What came first: the chicken or the egg?
This classic quandary is debated endlessly by both kindergartners and marketers alike.
For children, the question is a gateway to thinking about time and causality. For marketers, it’s about an existential crisis: are my communications driving changes in consumer behavior, or are changes in consumer behavior driving my communications?
Whatever came first, it’s clear what will come third for fast food companies: the chicken and the egg’s plant-based variants.
The plant-based meat market in the U.S. is booming, expected to hit $30 billion by 2026. Grocery sales of plant-based foods that directly replace animal products have grown 29% in the past two years to $5 billion, per retail sales data company SPINS.
Unsurprisingly, fast food brands are rushing to get a slice of the plant-based pie. McDonald’s is the most recent fast food chain to add a meat-free ‘McPlant’ burger to its menu, following in the footsteps of Burger King, Carl's Jr. and White Castle.
Sustainability is here to stay
The reasons behind this surge in plant-based burger offerings are clear: sustainability is in the spotlight like never before. In a recent UNiDAYS survey, 93% of Gen Z respondents said they believe brands have an obligation to take a stand on environmental issues not just through their communications, but their products.
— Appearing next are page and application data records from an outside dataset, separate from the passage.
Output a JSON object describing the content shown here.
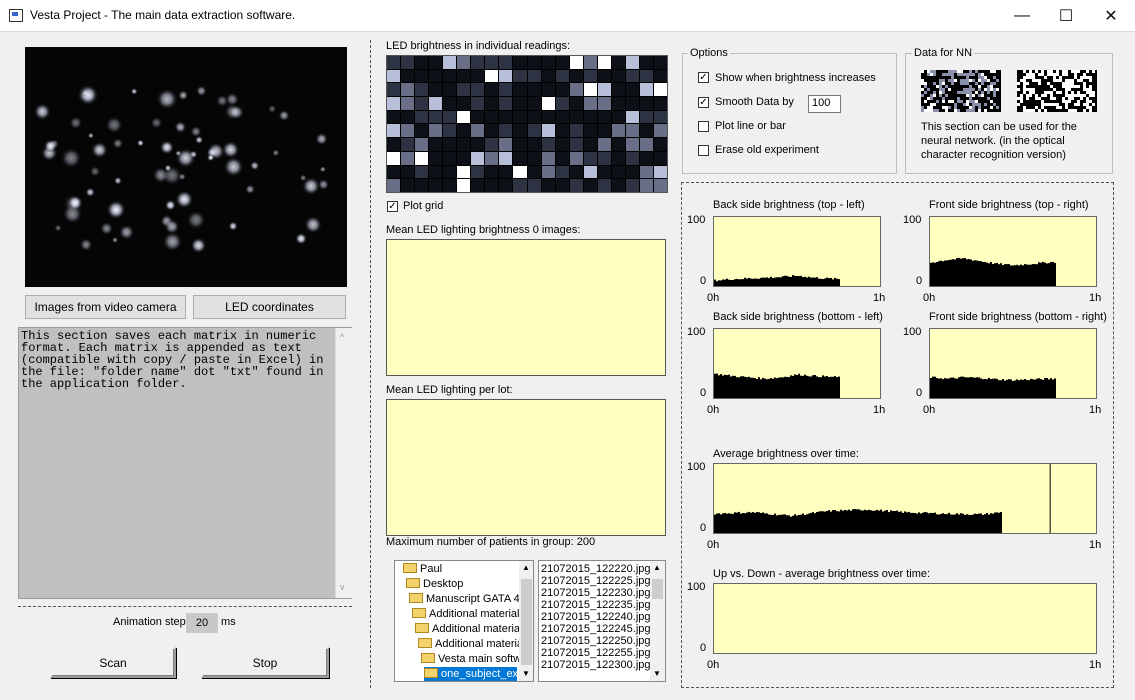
{
  "window": {
    "title": "Vesta Project - The main data extraction software.",
    "minimize": "—",
    "maximize": "☐",
    "close": "✕"
  },
  "left": {
    "video_button": "Images from video camera",
    "led_button": "LED coordinates",
    "info_text": "This section saves each matrix in numeric format. Each matrix is appended as text (compatible with copy / paste in Excel) in the file: \"folder name\" dot \"txt\" found in the application folder.",
    "animation_label": "Animation step",
    "animation_value": "20",
    "animation_unit": "ms",
    "scan_button": "Scan",
    "stop_button": "Stop"
  },
  "middle": {
    "led_title": "LED brightness in individual readings:",
    "plot_grid_label": "Plot grid",
    "plot_grid_checked": true,
    "mean_images_label": "Mean LED lighting brightness 0 images:",
    "mean_lot_label": "Mean LED lighting per lot:",
    "max_patients_label": "Maximum number of patients in group: 200",
    "tree": [
      {
        "label": "Paul",
        "indent": 0
      },
      {
        "label": "Desktop",
        "indent": 1
      },
      {
        "label": "Manuscript GATA 4",
        "indent": 2
      },
      {
        "label": "Additional materials",
        "indent": 3
      },
      {
        "label": "Additional material",
        "indent": 4
      },
      {
        "label": "Additional materia",
        "indent": 5
      },
      {
        "label": "Vesta main softw",
        "indent": 6
      },
      {
        "label": "one_subject_ex",
        "indent": 7,
        "selected": true
      }
    ],
    "files": [
      "21072015_122220.jpg",
      "21072015_122225.jpg",
      "21072015_122230.jpg",
      "21072015_122235.jpg",
      "21072015_122240.jpg",
      "21072015_122245.jpg",
      "21072015_122250.jpg",
      "21072015_122255.jpg",
      "21072015_122300.jpg"
    ]
  },
  "options": {
    "title": "Options",
    "show_increase": "Show when brightness increases",
    "show_increase_checked": true,
    "smooth": "Smooth Data by",
    "smooth_checked": true,
    "smooth_value": "100",
    "plot_line": "Plot line or bar",
    "plot_line_checked": false,
    "erase": "Erase old experiment",
    "erase_checked": false
  },
  "nn": {
    "title": "Data for NN",
    "text": "This section can be used for the neural network. (in the optical character recognition version)"
  },
  "charts": {
    "back_top": {
      "title": "Back side brightness (top - left)"
    },
    "front_top": {
      "title": "Front side brightness  (top - right)"
    },
    "back_bottom": {
      "title": "Back side brightness  (bottom - left)"
    },
    "front_bottom": {
      "title": "Front side brightness  (bottom - right)"
    },
    "average": {
      "title": "Average brightness over time:"
    },
    "updown": {
      "title": "Up vs. Down - average brightness over time:"
    },
    "y_max": "100",
    "y_min": "0",
    "x_start": "0h",
    "x_end": "1h"
  },
  "chart_data": [
    {
      "type": "area",
      "title": "Back side brightness (top - left)",
      "ylim": [
        0,
        100
      ],
      "xlim": [
        0,
        1
      ],
      "x": [
        0,
        0.1,
        0.2,
        0.3,
        0.4,
        0.5,
        0.6,
        0.75
      ],
      "values": [
        8,
        10,
        11,
        12,
        13,
        15,
        12,
        10
      ]
    },
    {
      "type": "area",
      "title": "Front side brightness  (top - right)",
      "ylim": [
        0,
        100
      ],
      "xlim": [
        0,
        1
      ],
      "x": [
        0,
        0.1,
        0.2,
        0.3,
        0.4,
        0.5,
        0.6,
        0.75
      ],
      "values": [
        34,
        38,
        40,
        36,
        32,
        30,
        32,
        35
      ]
    },
    {
      "type": "area",
      "title": "Back side brightness  (bottom - left)",
      "ylim": [
        0,
        100
      ],
      "xlim": [
        0,
        1
      ],
      "x": [
        0,
        0.1,
        0.2,
        0.3,
        0.4,
        0.5,
        0.6,
        0.75
      ],
      "values": [
        35,
        32,
        30,
        28,
        30,
        34,
        32,
        30
      ]
    },
    {
      "type": "area",
      "title": "Front side brightness  (bottom - right)",
      "ylim": [
        0,
        100
      ],
      "xlim": [
        0,
        1
      ],
      "x": [
        0,
        0.1,
        0.2,
        0.3,
        0.4,
        0.5,
        0.6,
        0.75
      ],
      "values": [
        30,
        28,
        30,
        29,
        27,
        26,
        27,
        28
      ]
    },
    {
      "type": "area",
      "title": "Average brightness over time:",
      "ylim": [
        0,
        100
      ],
      "xlim": [
        0,
        1
      ],
      "x": [
        0,
        0.1,
        0.2,
        0.3,
        0.4,
        0.5,
        0.6,
        0.7,
        0.75
      ],
      "values": [
        28,
        30,
        25,
        32,
        34,
        30,
        28,
        27,
        30
      ]
    },
    {
      "type": "area",
      "title": "Up vs. Down - average brightness over time:",
      "ylim": [
        0,
        100
      ],
      "xlim": [
        0,
        1
      ],
      "x": [],
      "values": []
    }
  ]
}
Fast food brands are navigating this trend in the midst of COVID-19, when demand is on the rise. Unlike small restaurants, fast food chains have remained largely open through the crisis. McDonald’s even grew revenues 10% year over year in Q3.
So in this context, fast food brands find themselves at an impasse: consumers want responsible, sustainable products, but not at the expense of what the brand traditionally offers. Fast food companies want to experiment with plant-based menu offerings to capitalize on this demand, but they need to make sure it’s done authentically — not as a gimmick.
Many fast food chains are partnering with the two leading plant-based meat businesses — Beyond Meat and Impossible Foods — to offer these products without over-investing. McDonald’s is rolling out plant best menu items based on local demand, chief executive Chris Kempczinski said at a recent investor event.
“It’s not a matter of if McDonald’s gets into plant-based, it’s when,” he said.
The role of the brand
Fast food giants aren’t going to get very far by simply trying to convince consumers that plant-based is their future. But they do have the power to use their reach to offer plant-based options at scale.
McDonald’s alone can take the McPlant options across every state in the U.S. If the option is widely available, perhaps consumers will make the choice to eat it.
Fast foods brands can also serve as a gateway for consumers who are interested in a more sustainable diet but don’t feel like they associate with veganism. Through fast food brands, plant-based options can scale and appeal to a broader range of customers.
When it comes to chickens and eggs, the question of what came first isn’t as important as the question of what comes next.
The plant-based market is set to radically revolutionize our diets over the coming decades, with consumer demand matching the explosive rate of scientific progress. Fast food brands must adapt — and facilitate the change at scale.
Jennifer Volmer is head of strategy at Superunion.